To do: An exact copy of every entry is needed, without any of the pictures.

Stored entries
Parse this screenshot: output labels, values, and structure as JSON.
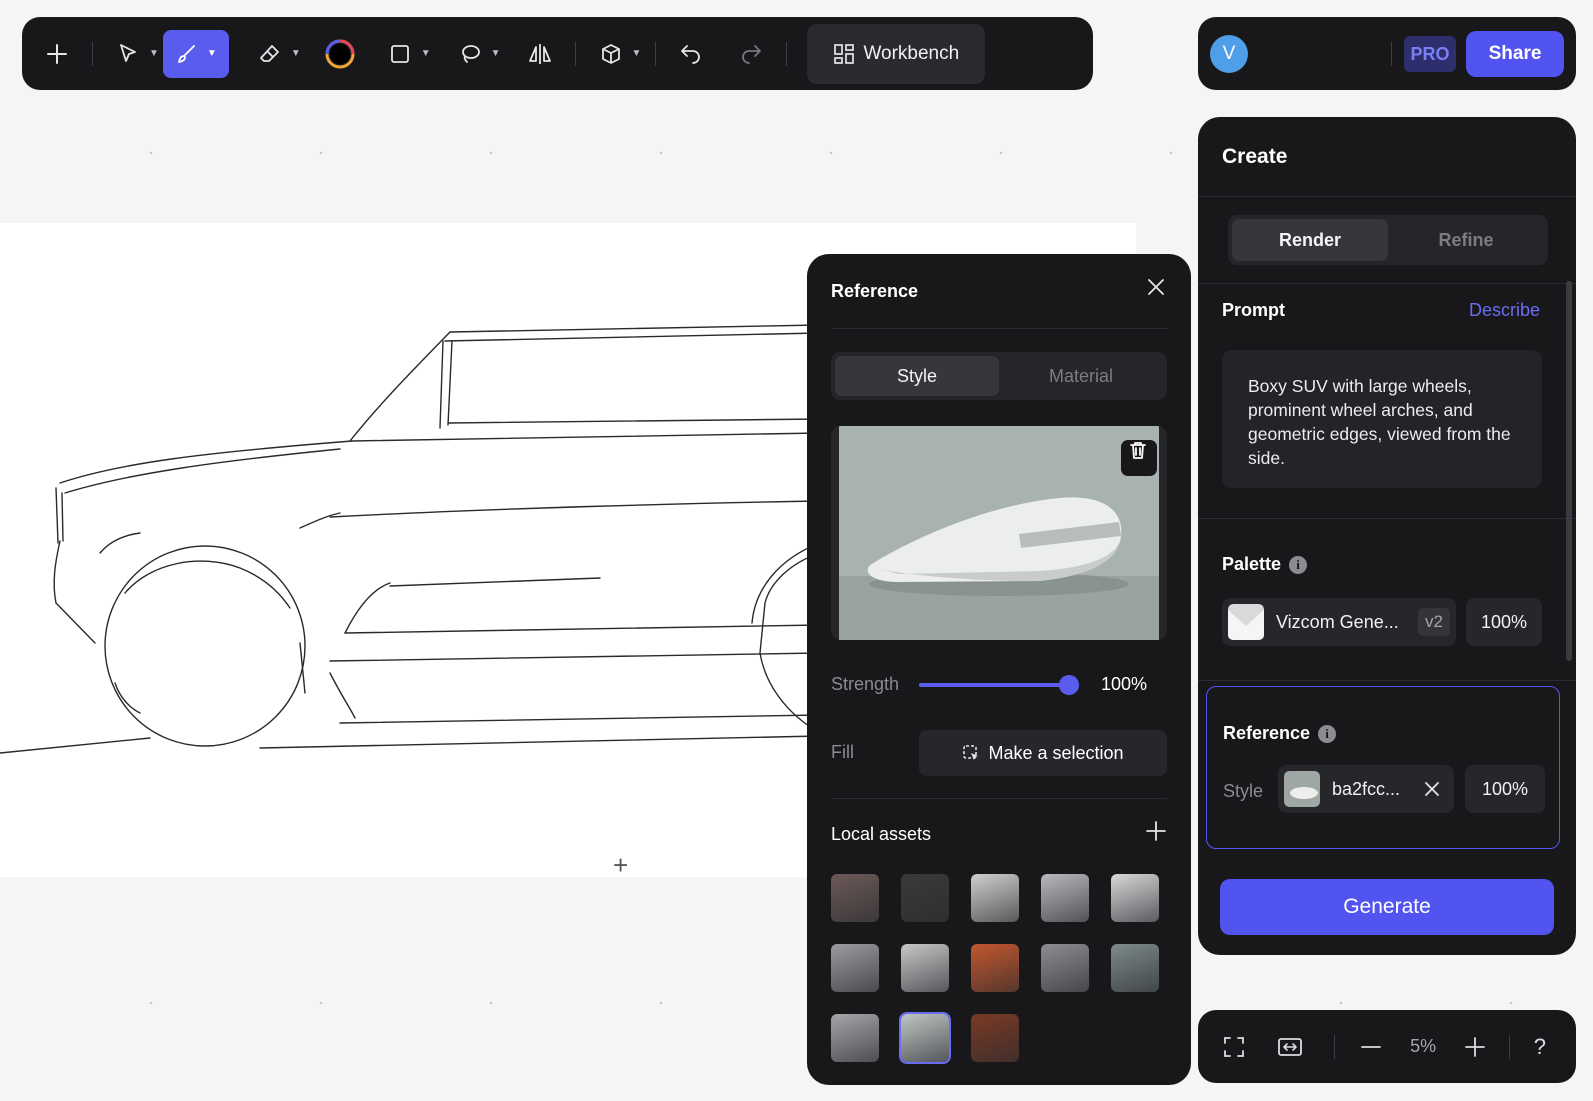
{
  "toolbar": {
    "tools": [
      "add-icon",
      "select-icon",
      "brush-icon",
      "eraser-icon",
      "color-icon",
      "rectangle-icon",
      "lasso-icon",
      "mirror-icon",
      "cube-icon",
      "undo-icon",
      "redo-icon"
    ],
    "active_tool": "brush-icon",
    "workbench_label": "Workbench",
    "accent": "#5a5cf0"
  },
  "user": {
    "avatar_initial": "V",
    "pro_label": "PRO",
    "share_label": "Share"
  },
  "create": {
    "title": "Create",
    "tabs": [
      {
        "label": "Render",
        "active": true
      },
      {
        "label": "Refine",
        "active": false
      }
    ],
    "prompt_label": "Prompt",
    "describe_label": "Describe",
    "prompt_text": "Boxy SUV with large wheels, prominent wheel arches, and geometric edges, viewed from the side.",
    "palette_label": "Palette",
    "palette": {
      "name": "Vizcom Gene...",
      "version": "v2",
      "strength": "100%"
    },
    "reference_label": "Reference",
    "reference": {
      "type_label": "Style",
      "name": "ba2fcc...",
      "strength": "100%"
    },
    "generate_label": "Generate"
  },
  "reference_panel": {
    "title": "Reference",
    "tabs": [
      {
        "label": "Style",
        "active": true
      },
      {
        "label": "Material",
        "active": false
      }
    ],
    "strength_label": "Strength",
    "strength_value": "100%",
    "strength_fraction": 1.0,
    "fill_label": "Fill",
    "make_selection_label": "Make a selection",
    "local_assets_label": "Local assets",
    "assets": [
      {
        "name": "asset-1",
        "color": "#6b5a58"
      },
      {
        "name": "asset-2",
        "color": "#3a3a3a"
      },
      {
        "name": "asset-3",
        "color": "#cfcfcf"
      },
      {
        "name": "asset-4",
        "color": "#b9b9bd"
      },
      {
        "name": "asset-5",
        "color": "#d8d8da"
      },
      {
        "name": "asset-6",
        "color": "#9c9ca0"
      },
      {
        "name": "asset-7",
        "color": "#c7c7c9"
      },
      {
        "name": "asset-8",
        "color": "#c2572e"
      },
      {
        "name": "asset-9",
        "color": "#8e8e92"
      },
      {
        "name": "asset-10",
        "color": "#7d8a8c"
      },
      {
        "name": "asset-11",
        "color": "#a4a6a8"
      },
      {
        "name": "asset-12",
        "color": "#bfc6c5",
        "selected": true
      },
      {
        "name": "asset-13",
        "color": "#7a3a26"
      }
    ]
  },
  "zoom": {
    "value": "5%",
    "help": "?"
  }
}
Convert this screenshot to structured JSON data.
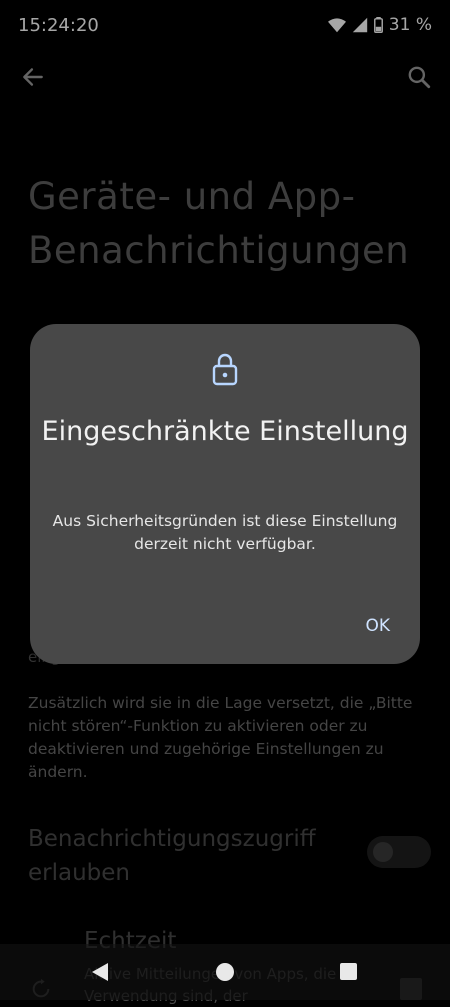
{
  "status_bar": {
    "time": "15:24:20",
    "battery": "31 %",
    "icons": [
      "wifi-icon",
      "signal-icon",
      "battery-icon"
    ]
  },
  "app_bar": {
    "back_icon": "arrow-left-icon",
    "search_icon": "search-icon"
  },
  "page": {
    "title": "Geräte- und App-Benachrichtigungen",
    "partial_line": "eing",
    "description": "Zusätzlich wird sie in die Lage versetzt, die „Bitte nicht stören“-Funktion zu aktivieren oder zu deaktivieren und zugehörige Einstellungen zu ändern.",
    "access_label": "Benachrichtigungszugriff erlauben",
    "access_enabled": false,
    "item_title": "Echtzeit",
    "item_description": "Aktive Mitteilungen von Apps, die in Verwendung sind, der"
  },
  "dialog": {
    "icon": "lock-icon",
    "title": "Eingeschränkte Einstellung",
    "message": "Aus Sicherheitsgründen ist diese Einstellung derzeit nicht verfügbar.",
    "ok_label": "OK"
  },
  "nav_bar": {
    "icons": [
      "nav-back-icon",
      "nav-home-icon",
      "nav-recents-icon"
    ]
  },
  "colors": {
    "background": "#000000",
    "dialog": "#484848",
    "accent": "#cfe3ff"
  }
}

Result:
Parse this screenshot: output labels, values, and structure as JSON.
{
  "toolbar": {
    "tools": [
      "add-icon",
      "select-icon",
      "brush-icon",
      "eraser-icon",
      "color-icon",
      "rectangle-icon",
      "lasso-icon",
      "mirror-icon",
      "cube-icon",
      "undo-icon",
      "redo-icon"
    ],
    "active_tool": "brush-icon",
    "workbench_label": "Workbench",
    "accent": "#5a5cf0"
  },
  "user": {
    "avatar_initial": "V",
    "pro_label": "PRO",
    "share_label": "Share"
  },
  "create": {
    "title": "Create",
    "tabs": [
      {
        "label": "Render",
        "active": true
      },
      {
        "label": "Refine",
        "active": false
      }
    ],
    "prompt_label": "Prompt",
    "describe_label": "Describe",
    "prompt_text": "Boxy SUV with large wheels, prominent wheel arches, and geometric edges, viewed from the side.",
    "palette_label": "Palette",
    "palette": {
      "name": "Vizcom Gene...",
      "version": "v2",
      "strength": "100%"
    },
    "reference_label": "Reference",
    "reference": {
      "type_label": "Style",
      "name": "ba2fcc...",
      "strength": "100%"
    },
    "generate_label": "Generate"
  },
  "reference_panel": {
    "title": "Reference",
    "tabs": [
      {
        "label": "Style",
        "active": true
      },
      {
        "label": "Material",
        "active": false
      }
    ],
    "strength_label": "Strength",
    "strength_value": "100%",
    "strength_fraction": 1.0,
    "fill_label": "Fill",
    "make_selection_label": "Make a selection",
    "local_assets_label": "Local assets",
    "assets": [
      {
        "name": "asset-1",
        "color": "#6b5a58"
      },
      {
        "name": "asset-2",
        "color": "#3a3a3a"
      },
      {
        "name": "asset-3",
        "color": "#cfcfcf"
      },
      {
        "name": "asset-4",
        "color": "#b9b9bd"
      },
      {
        "name": "asset-5",
        "color": "#d8d8da"
      },
      {
        "name": "asset-6",
        "color": "#9c9ca0"
      },
      {
        "name": "asset-7",
        "color": "#c7c7c9"
      },
      {
        "name": "asset-8",
        "color": "#c2572e"
      },
      {
        "name": "asset-9",
        "color": "#8e8e92"
      },
      {
        "name": "asset-10",
        "color": "#7d8a8c"
      },
      {
        "name": "asset-11",
        "color": "#a4a6a8"
      },
      {
        "name": "asset-12",
        "color": "#bfc6c5",
        "selected": true
      },
      {
        "name": "asset-13",
        "color": "#7a3a26"
      }
    ]
  },
  "zoom": {
    "value": "5%",
    "help": "?"
  }
}
Convert this screenshot to structured JSON data.
{
  "status_bar": {
    "time": "15:24:20",
    "battery": "31 %",
    "icons": [
      "wifi-icon",
      "signal-icon",
      "battery-icon"
    ]
  },
  "app_bar": {
    "back_icon": "arrow-left-icon",
    "search_icon": "search-icon"
  },
  "page": {
    "title": "Geräte- und App-Benachrichtigungen",
    "partial_line": "eing",
    "description": "Zusätzlich wird sie in die Lage versetzt, die „Bitte nicht stören“-Funktion zu aktivieren oder zu deaktivieren und zugehörige Einstellungen zu ändern.",
    "access_label": "Benachrichtigungszugriff erlauben",
    "access_enabled": false,
    "item_title": "Echtzeit",
    "item_description": "Aktive Mitteilungen von Apps, die in Verwendung sind, der"
  },
  "dialog": {
    "icon": "lock-icon",
    "title": "Eingeschränkte Einstellung",
    "message": "Aus Sicherheitsgründen ist diese Einstellung derzeit nicht verfügbar.",
    "ok_label": "OK"
  },
  "nav_bar": {
    "icons": [
      "nav-back-icon",
      "nav-home-icon",
      "nav-recents-icon"
    ]
  },
  "colors": {
    "background": "#000000",
    "dialog": "#484848",
    "accent": "#cfe3ff"
  }
}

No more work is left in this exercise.